[Material to process]
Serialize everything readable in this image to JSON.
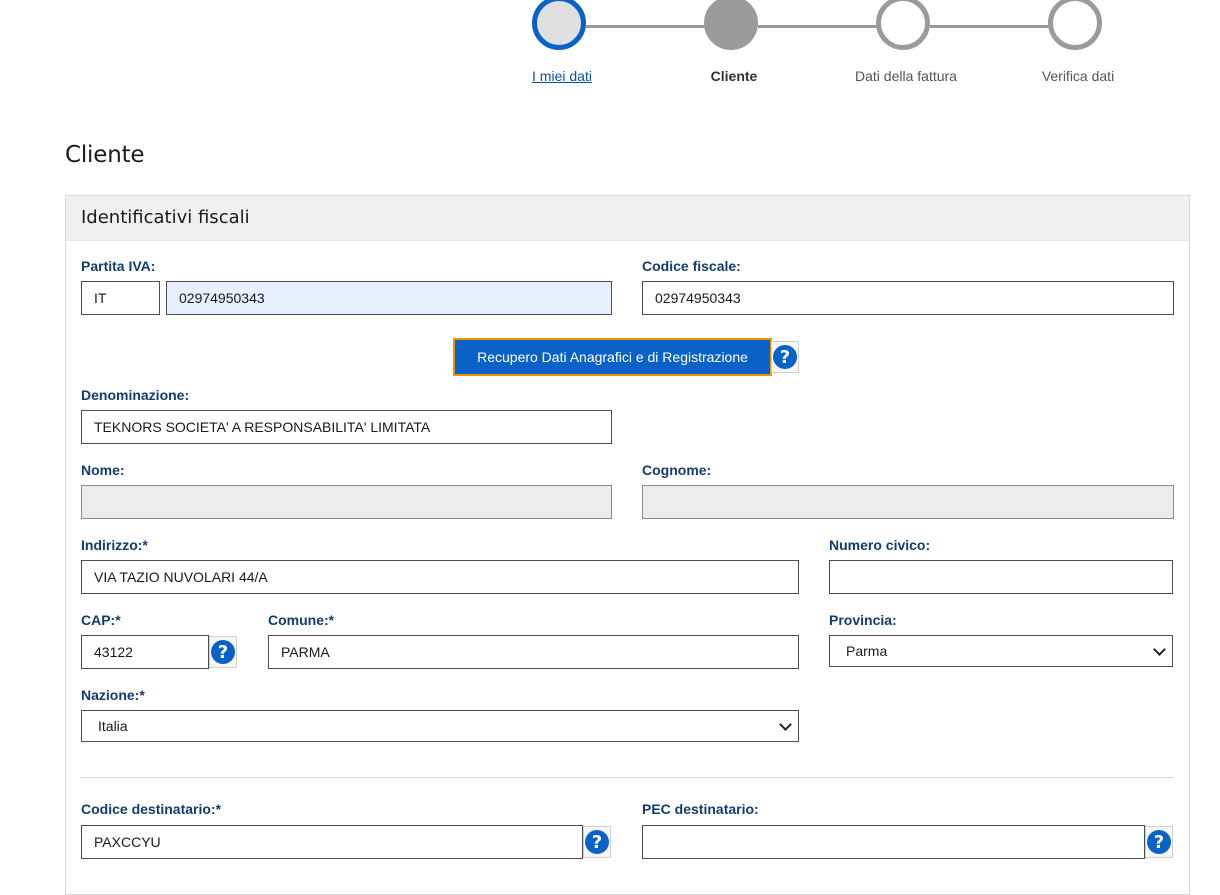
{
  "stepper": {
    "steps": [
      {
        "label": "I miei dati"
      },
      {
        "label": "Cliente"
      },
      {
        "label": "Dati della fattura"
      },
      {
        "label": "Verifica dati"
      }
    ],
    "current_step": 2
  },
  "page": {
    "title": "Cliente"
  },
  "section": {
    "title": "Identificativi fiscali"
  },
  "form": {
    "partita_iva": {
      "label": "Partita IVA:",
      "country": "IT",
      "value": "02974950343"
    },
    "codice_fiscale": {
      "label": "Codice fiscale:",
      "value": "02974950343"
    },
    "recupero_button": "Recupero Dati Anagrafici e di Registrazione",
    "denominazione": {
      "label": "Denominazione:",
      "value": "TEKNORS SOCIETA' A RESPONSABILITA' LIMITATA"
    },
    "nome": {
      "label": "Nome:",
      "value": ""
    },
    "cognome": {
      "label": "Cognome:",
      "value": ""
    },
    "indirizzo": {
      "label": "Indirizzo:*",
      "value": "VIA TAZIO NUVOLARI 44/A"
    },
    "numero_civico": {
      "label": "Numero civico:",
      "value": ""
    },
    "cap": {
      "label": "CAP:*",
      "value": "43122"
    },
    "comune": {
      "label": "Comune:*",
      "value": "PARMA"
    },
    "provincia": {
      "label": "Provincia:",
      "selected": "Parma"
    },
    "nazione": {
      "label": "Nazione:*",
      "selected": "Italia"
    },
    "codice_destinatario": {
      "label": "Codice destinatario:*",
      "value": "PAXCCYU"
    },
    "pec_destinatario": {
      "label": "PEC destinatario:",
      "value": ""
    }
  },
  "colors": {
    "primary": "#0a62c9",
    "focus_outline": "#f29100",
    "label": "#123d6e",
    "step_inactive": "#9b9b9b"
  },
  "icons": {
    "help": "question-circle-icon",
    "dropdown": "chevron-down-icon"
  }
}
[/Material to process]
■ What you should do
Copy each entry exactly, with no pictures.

■ Task response
Serialize everything readable in this image to JSON.
{
  "stepper": {
    "steps": [
      {
        "label": "I miei dati"
      },
      {
        "label": "Cliente"
      },
      {
        "label": "Dati della fattura"
      },
      {
        "label": "Verifica dati"
      }
    ],
    "current_step": 2
  },
  "page": {
    "title": "Cliente"
  },
  "section": {
    "title": "Identificativi fiscali"
  },
  "form": {
    "partita_iva": {
      "label": "Partita IVA:",
      "country": "IT",
      "value": "02974950343"
    },
    "codice_fiscale": {
      "label": "Codice fiscale:",
      "value": "02974950343"
    },
    "recupero_button": "Recupero Dati Anagrafici e di Registrazione",
    "denominazione": {
      "label": "Denominazione:",
      "value": "TEKNORS SOCIETA' A RESPONSABILITA' LIMITATA"
    },
    "nome": {
      "label": "Nome:",
      "value": ""
    },
    "cognome": {
      "label": "Cognome:",
      "value": ""
    },
    "indirizzo": {
      "label": "Indirizzo:*",
      "value": "VIA TAZIO NUVOLARI 44/A"
    },
    "numero_civico": {
      "label": "Numero civico:",
      "value": ""
    },
    "cap": {
      "label": "CAP:*",
      "value": "43122"
    },
    "comune": {
      "label": "Comune:*",
      "value": "PARMA"
    },
    "provincia": {
      "label": "Provincia:",
      "selected": "Parma"
    },
    "nazione": {
      "label": "Nazione:*",
      "selected": "Italia"
    },
    "codice_destinatario": {
      "label": "Codice destinatario:*",
      "value": "PAXCCYU"
    },
    "pec_destinatario": {
      "label": "PEC destinatario:",
      "value": ""
    }
  },
  "colors": {
    "primary": "#0a62c9",
    "focus_outline": "#f29100",
    "label": "#123d6e",
    "step_inactive": "#9b9b9b"
  },
  "icons": {
    "help": "question-circle-icon",
    "dropdown": "chevron-down-icon"
  }
}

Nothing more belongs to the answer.